We revolutionaries never retire
Here I am, in Pitsunda, on the lovely Black Sea, with all its possibilities: mushroom hunting, badminton (I love badminton—my opponents always underestimate how quickly I can move), and just watching the waves roll into the shore. I love these little summer moments. When I am down here, it is almost as if I am retired, as they say in the capitalist world. We revolutionaries never retire. We keep our commitment to our way even into old age. At least I intend to do so.

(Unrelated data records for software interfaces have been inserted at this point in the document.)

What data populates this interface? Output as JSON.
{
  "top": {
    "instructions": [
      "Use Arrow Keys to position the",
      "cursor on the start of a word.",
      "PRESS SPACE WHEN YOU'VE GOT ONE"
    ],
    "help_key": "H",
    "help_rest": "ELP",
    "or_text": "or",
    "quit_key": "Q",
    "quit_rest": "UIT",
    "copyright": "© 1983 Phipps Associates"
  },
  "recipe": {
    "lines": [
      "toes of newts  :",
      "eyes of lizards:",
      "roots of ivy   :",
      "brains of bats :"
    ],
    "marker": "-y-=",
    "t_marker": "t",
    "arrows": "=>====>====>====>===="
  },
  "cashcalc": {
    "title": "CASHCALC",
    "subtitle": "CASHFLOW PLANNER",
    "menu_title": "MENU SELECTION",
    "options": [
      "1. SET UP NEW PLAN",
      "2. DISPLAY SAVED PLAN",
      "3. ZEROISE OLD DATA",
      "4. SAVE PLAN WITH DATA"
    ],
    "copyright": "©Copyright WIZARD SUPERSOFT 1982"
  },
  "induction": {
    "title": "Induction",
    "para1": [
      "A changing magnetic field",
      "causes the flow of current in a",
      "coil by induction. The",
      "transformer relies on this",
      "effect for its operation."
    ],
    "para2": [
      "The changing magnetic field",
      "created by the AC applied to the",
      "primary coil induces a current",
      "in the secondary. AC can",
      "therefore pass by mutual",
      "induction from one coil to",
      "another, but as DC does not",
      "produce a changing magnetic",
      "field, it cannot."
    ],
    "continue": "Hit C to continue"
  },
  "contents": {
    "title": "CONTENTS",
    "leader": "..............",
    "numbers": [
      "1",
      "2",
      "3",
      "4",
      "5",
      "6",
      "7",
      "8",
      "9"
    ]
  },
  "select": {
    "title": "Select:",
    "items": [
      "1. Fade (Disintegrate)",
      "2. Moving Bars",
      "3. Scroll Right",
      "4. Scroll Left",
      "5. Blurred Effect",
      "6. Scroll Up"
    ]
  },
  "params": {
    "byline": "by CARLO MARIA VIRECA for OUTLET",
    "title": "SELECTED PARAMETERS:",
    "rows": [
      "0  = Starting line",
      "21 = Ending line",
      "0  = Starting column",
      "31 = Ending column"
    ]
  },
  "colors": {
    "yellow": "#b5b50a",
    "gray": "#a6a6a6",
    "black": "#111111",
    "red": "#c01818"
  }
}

But today I am reminded that I am, to say the least, not retired. The Ministry of Foreign Affairs in Moscow has sent down by special courier a draft of a statement to be issued by the TASS news service. It’s an answer to Kennedy’s arrogant, imperialistic document of 4 September. I asked the MFA to send the draft down here. Kennedy says that if Soviet ground troops or so-called “offensive” weapons are found in Cuba, “the gravest issues would arise.” Our ambassador in Washington, Dobrynin, reports that “gravest issues” translates, in this case, to a full-scale U.S. air attack and invasion of Cuba. So I told our Foreign Minster, Gromyko, to write up something to return Kennedy’s serve, as we say in badminton.
I like the draft. It says we Soviets have no need to transfer rockets to Cuba because we already have more than enough rockets on missiles to destroy the United States in a retaliatory blow. No problem. It also says that the Cubans have a right, and even a responsibility, to seek our assistance at whatever level is acceptable to them and to us, as the donor nation. And finally, it reassures Kennedy that we are not introducing combat troops into Cuba—which is a totally ridiculous notion, as if we plan to go on the offensive and invade Florida with a few thousand troops. Is he kidding? You’d have to be out of your mind to try something like that.
The only problem is that none of this is true. I won’t say we are lying—that I am lying—not exactly. Of course, we are deploying rockets and troops in Cuba. But they are for defensive purposes. The rockets are not to be used on an attack on the U.S. Their purpose is to provide deterrence of an American attack on Cuba. So, what I need to do is develop the argument a little bit about the defensiveness of everything we are introducing. Kennedy proved at the Bay of Pigs that he would authorize an attack on Cuba; and he is under pressure from the American lunatics to mount a much bigger attack. All I need to do is make him understand that these weapons are defensive.
Now, back to badminton. Where is my next “victim?” I see my son Sergei walking by, with his butterfly net. I won’t disturb him. He loves his butterflies. And besides, he is a terrible badminton player. I wonder if Kennedy plays badminton? At our next summit, I’ll challenge him to a match.